### [Exercise aim]
Establish how many lines in the entries hold the string "JSON". The number by itself is the whole answer.

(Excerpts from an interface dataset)
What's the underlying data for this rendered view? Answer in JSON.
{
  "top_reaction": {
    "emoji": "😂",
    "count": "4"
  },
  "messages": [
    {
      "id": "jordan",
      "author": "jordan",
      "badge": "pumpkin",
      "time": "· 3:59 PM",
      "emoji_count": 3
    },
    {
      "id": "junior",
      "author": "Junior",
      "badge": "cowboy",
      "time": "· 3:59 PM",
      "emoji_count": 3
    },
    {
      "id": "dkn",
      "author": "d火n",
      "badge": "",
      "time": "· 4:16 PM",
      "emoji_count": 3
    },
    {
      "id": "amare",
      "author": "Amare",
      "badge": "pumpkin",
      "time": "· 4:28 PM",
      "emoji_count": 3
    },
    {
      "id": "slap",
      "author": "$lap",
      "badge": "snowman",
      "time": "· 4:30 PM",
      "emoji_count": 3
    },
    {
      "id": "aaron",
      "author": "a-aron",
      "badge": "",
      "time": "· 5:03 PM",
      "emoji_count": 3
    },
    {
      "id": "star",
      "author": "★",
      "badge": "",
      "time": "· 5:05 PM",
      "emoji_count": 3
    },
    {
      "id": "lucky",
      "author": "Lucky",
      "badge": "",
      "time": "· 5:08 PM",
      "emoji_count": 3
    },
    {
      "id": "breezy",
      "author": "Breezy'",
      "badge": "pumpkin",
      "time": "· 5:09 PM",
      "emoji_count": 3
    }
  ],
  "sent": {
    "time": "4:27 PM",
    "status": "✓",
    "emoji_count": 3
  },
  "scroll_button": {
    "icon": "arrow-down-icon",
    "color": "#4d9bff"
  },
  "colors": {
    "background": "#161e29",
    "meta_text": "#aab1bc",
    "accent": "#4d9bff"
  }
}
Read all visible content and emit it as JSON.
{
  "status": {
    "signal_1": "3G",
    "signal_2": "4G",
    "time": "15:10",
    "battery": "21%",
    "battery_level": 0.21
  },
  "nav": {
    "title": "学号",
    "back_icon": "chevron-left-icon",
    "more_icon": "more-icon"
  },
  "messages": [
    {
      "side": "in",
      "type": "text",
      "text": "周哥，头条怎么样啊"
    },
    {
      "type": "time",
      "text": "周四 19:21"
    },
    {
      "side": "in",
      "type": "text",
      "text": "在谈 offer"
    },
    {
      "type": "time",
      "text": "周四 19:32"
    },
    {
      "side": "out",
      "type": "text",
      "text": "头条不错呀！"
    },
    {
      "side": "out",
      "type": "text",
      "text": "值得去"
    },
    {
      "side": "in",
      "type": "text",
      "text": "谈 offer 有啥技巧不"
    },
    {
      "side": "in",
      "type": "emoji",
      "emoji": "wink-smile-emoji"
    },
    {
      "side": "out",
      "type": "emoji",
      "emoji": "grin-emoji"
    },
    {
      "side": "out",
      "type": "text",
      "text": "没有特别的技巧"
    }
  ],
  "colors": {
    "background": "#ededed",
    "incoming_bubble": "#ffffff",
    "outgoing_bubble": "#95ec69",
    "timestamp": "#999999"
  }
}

### [Result below]
2